Peter is a U.S. citizen who recently relocated overseas to Singapore for an employment opportunity. Peter obtained permanent residency in Singapore and earns all his income from Singapore. Unfortunately, since Peter is a U.S. citizen there are not many opportunities for Peter to avoid having to pay tax on his worldwide income. The treaty election typically will not apply to a U.S. citizen to be treated as a foreign person for tax purposes period since Peter pays a significant amount of tax in Singapore, he will have foreign tax credits to offset his US tax liability. In addition, Peter will qualify for the Foreign Earned Income Exclusion.   In addition, if Peter decides he no longer wants to be subject to U.S. tax on his worldwide income, then he can consider obtaining second citizenship either through Singapore or by acquiring a Citizenship-by-Investment/Golden Visa, then if Peter wants to he can formally expatriate from the United States and renounce his U.S. citizenship. Since this is a big step for a U.S. citizen who was born a U.S. citizen to take, Peter should be cautious before taking affirmative steps to expatriate.

Late Filing Penalties May be Reduced or Avoided

For Taxpayers who did not timely file their FBAR and other international information-related reporting forms, the IRS has developed many different offshore amnesty programs to assist taxpayers with safely getting into compliance. These programs may reduce or even eliminate international reporting penalties.

Current Year vs Prior Year Non-Compliance

Once a taxpayer missed the tax and reporting (such as FBAR and FATCA) requirements for prior years, they will want to be careful before submitting their information to the IRS in the current year. That is because they may risk making a quiet disclosure if they just begin filing forward in the current year and/or mass filing previous year forms without doing so under one of the approved IRS offshore submission procedures. Before filing prior untimely foreign reporting forms, taxpayers should consider speaking with a Board-Certified Tax Law Specialist who specializes exclusively in these types of offshore disclosure matters.
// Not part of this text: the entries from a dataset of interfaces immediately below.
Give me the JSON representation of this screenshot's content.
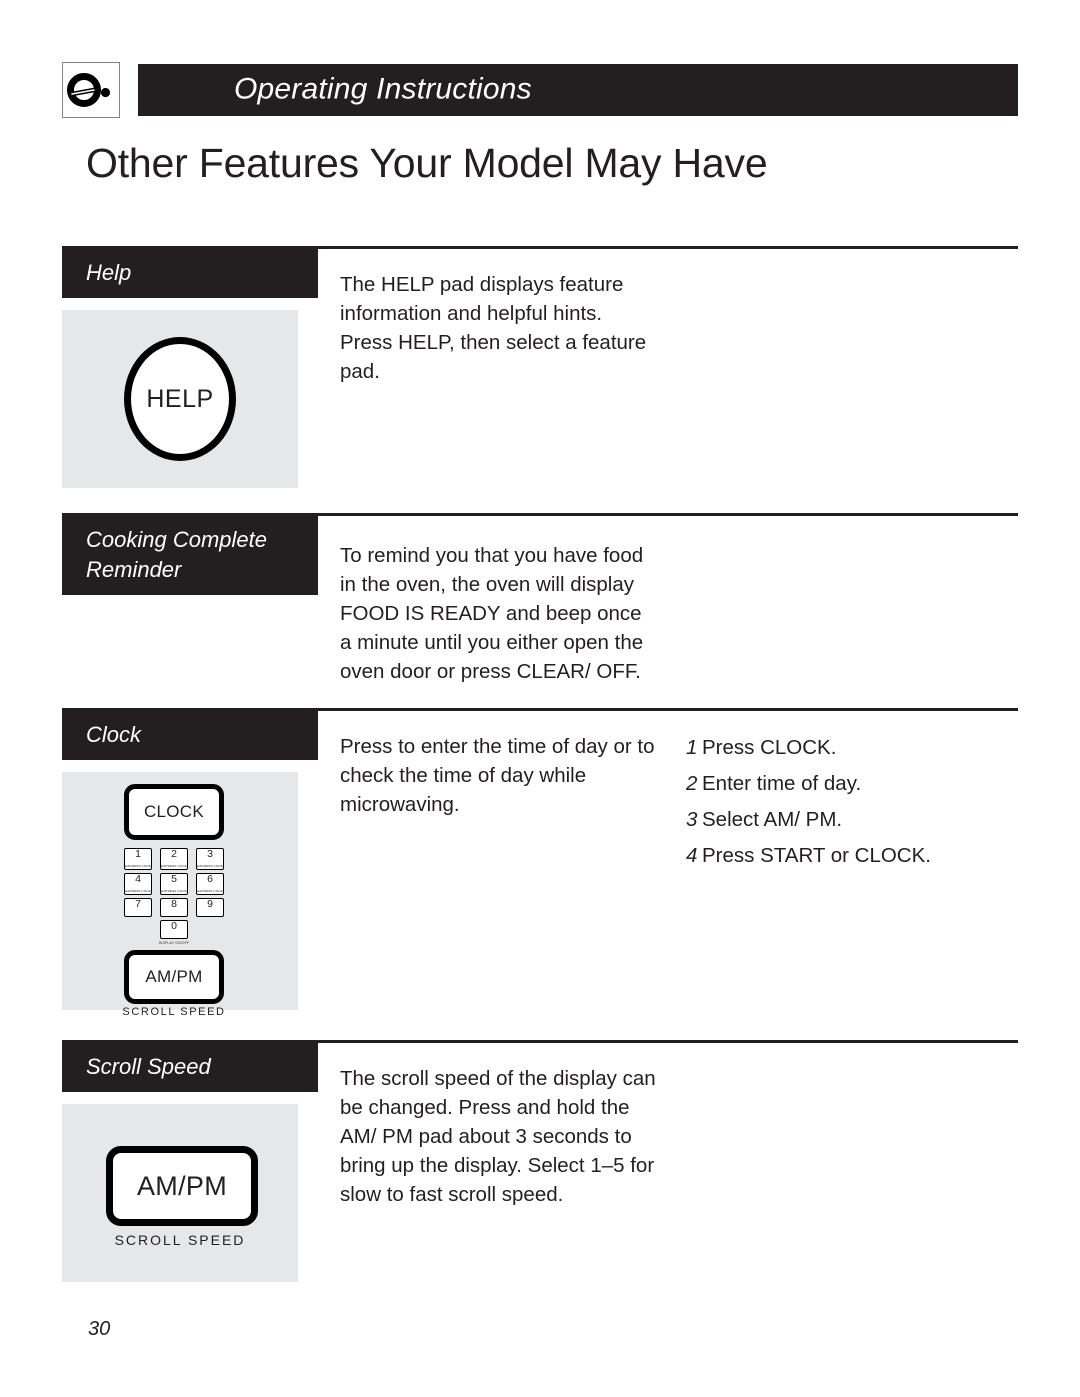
{
  "header": {
    "icon": "knob-dial-icon",
    "banner_title": "Operating Instructions",
    "page_title": "Other Features Your Model May Have"
  },
  "sections": [
    {
      "label": "Help",
      "button": {
        "text": "HELP",
        "shape": "oval"
      },
      "body": "The HELP pad displays feature information and helpful hints. Press HELP, then select a feature pad.",
      "body_lines": [
        "The HELP pad displays feature",
        "information and helpful hints.",
        "Press HELP, then select a feature",
        "pad."
      ]
    },
    {
      "label_lines": [
        "Cooking Complete",
        "Reminder"
      ],
      "label": "Cooking Complete Reminder",
      "body_lines": [
        "To remind you that you have food",
        "in the oven, the oven will display",
        " FOOD IS READY  and beep once",
        "a minute until you either open the",
        "oven door or press CLEAR/ OFF."
      ]
    },
    {
      "label": "Clock",
      "body_lines": [
        "Press to enter the time of day or to",
        "check the time of day while",
        "microwaving."
      ],
      "steps": [
        {
          "num": "1",
          "text": "Press CLOCK."
        },
        {
          "num": "2",
          "text": "Enter time of day."
        },
        {
          "num": "3",
          "text": "Select AM/ PM."
        },
        {
          "num": "4",
          "text": "Press START or CLOCK."
        }
      ],
      "control_panel": {
        "clock_button": "CLOCK",
        "ampm_button": "AM/PM",
        "ampm_caption": "SCROLL SPEED",
        "keypad": [
          {
            "digit": "1",
            "sub": "EXPRESS COOK"
          },
          {
            "digit": "2",
            "sub": "EXPRESS COOK"
          },
          {
            "digit": "3",
            "sub": "EXPRESS COOK"
          },
          {
            "digit": "4",
            "sub": "EXPRESS COOK"
          },
          {
            "digit": "5",
            "sub": "EXPRESS COOK"
          },
          {
            "digit": "6",
            "sub": "EXPRESS COOK"
          },
          {
            "digit": "7",
            "sub": ""
          },
          {
            "digit": "8",
            "sub": ""
          },
          {
            "digit": "9",
            "sub": ""
          },
          {
            "digit": "0",
            "sub": ""
          }
        ],
        "zero_caption": "DISPLAY ON/OFF"
      }
    },
    {
      "label": "Scroll Speed",
      "button": {
        "text": "AM/PM",
        "caption": "SCROLL SPEED"
      },
      "body_lines": [
        "The scroll speed of the display can",
        "be changed. Press and hold the",
        "AM/ PM pad about 3 seconds to",
        "bring up the display. Select 1–5 for",
        "slow to fast scroll speed."
      ]
    }
  ],
  "footer": {
    "page_number": "30"
  },
  "colors": {
    "ink": "#231f20",
    "panel": "#e6e7e8",
    "paper": "#ffffff"
  }
}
Avoid False Offshore Disclosure Submissions (Willful vs Non-Willful)

In recent years, the IRS has increased the level of scrutiny for certain streamlined procedure submissions. When a person is non-willful, they have an excellent chance of making a successful submission to Streamlined Procedures. If they are willful, they would submit to the IRS Voluntary Disclosure Program instead. But, if a willful Taxpayer submits an intentionally false narrative under the Streamlined Procedures (and gets caught), they may become subject to significant fines and penalties

Need Help Finding an Experienced Offshore Tax Attorney?

When it comes to hiring an experienced international tax attorney to represent you for unreported foreign and offshore account reporting, it can become overwhelming for taxpayers trying to trek through all the false information and nonsense they will find in their online research. There are only a handful of attorneys worldwide who are Board-Certified Tax Specialists and who specialize exclusively in offshore disclosure and international tax amnesty reporting. 

Golding & Golding: About Our International Tax Law Firm

Golding & Golding specializes exclusively in international tax, specifically IRS offshore disclosure Contact our firm today for assistance.